** Data to process follows **

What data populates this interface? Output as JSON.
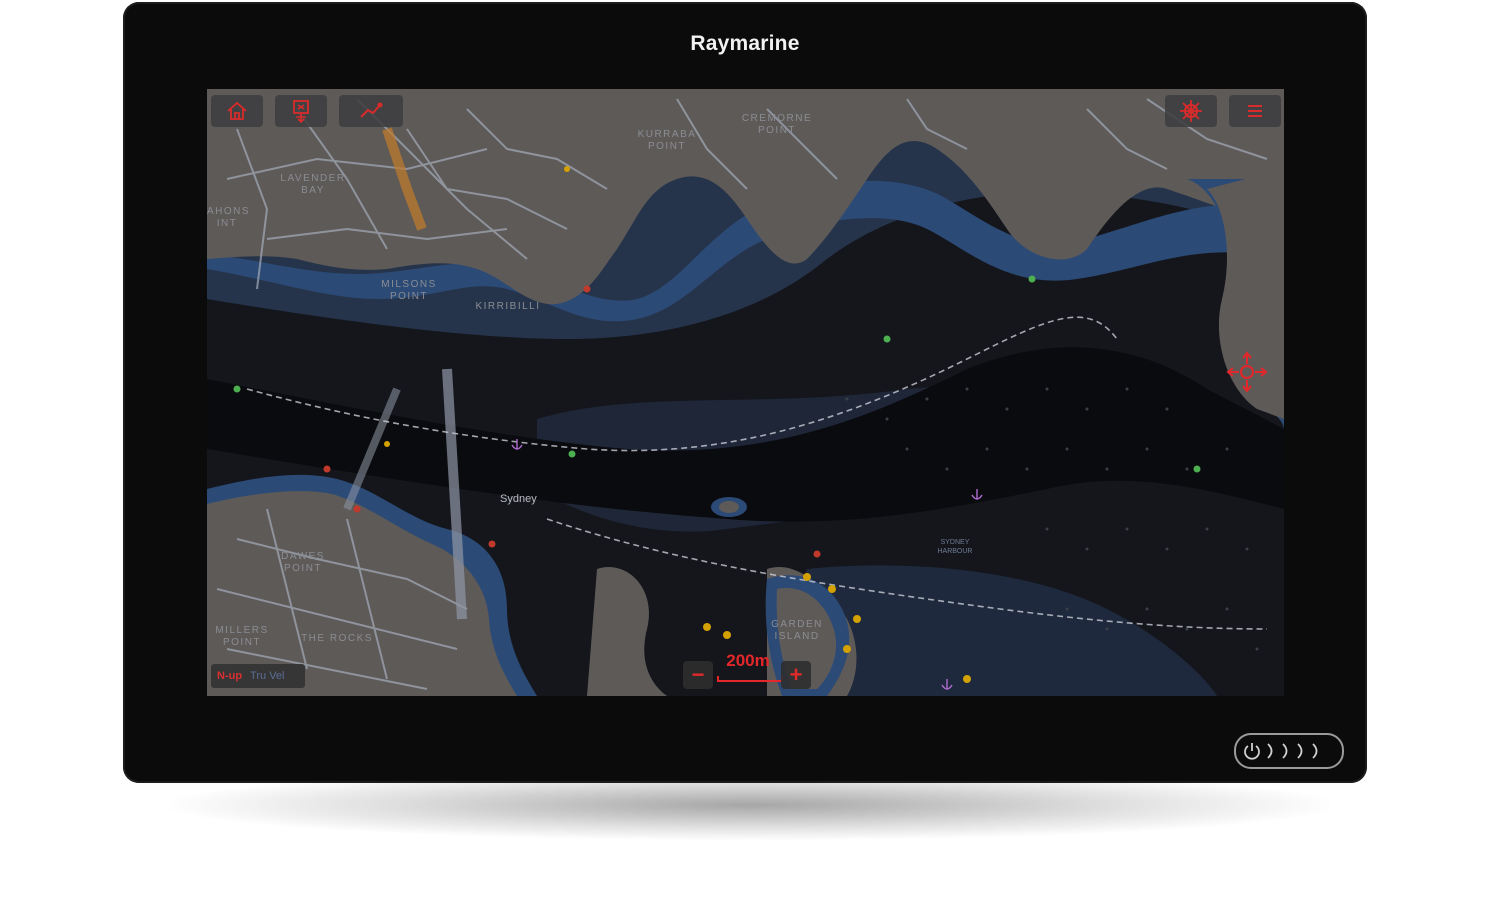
{
  "device": {
    "brand": "Raymarine",
    "power_button_icon": "power-icon",
    "touch_arcs": 4
  },
  "toolbar": {
    "left_buttons": [
      {
        "name": "home-button",
        "icon": "home-icon"
      },
      {
        "name": "waypoint-button",
        "icon": "mob-waypoint-icon"
      },
      {
        "name": "route-button",
        "icon": "route-icon"
      }
    ],
    "right_buttons": [
      {
        "name": "pilot-button",
        "icon": "helm-wheel-icon"
      },
      {
        "name": "menu-button",
        "icon": "hamburger-menu-icon"
      }
    ]
  },
  "map": {
    "area_labels": {
      "lavender_bay": "LAVENDER\nBAY",
      "mahons_point": "AHONS\nINT",
      "kurraba_point": "KURRABA\nPOINT",
      "cremorne_point": "CREMORNE\nPOINT",
      "milsons_point": "MILSONS\nPOINT",
      "kirribilli": "KIRRIBILLI",
      "dawes_point": "DAWES\nPOINT",
      "millers_point": "MILLERS\nPOINT",
      "the_rocks": "THE ROCKS",
      "garden_island": "GARDEN\nISLAND",
      "sydney_harbour": "SYDNEY\nHARBOUR"
    },
    "place_name": "Sydney",
    "orientation": "N-up",
    "motion_mode": "Tru Vel",
    "scale": "200m",
    "zoom_out_label": "−",
    "zoom_in_label": "+",
    "colors": {
      "land": "#5e5a58",
      "deep_water": "#14161c",
      "shallow_water": "#26344b",
      "coast_band": "#2c4a76",
      "accent": "#e4272a"
    }
  }
}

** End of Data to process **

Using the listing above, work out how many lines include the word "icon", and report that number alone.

6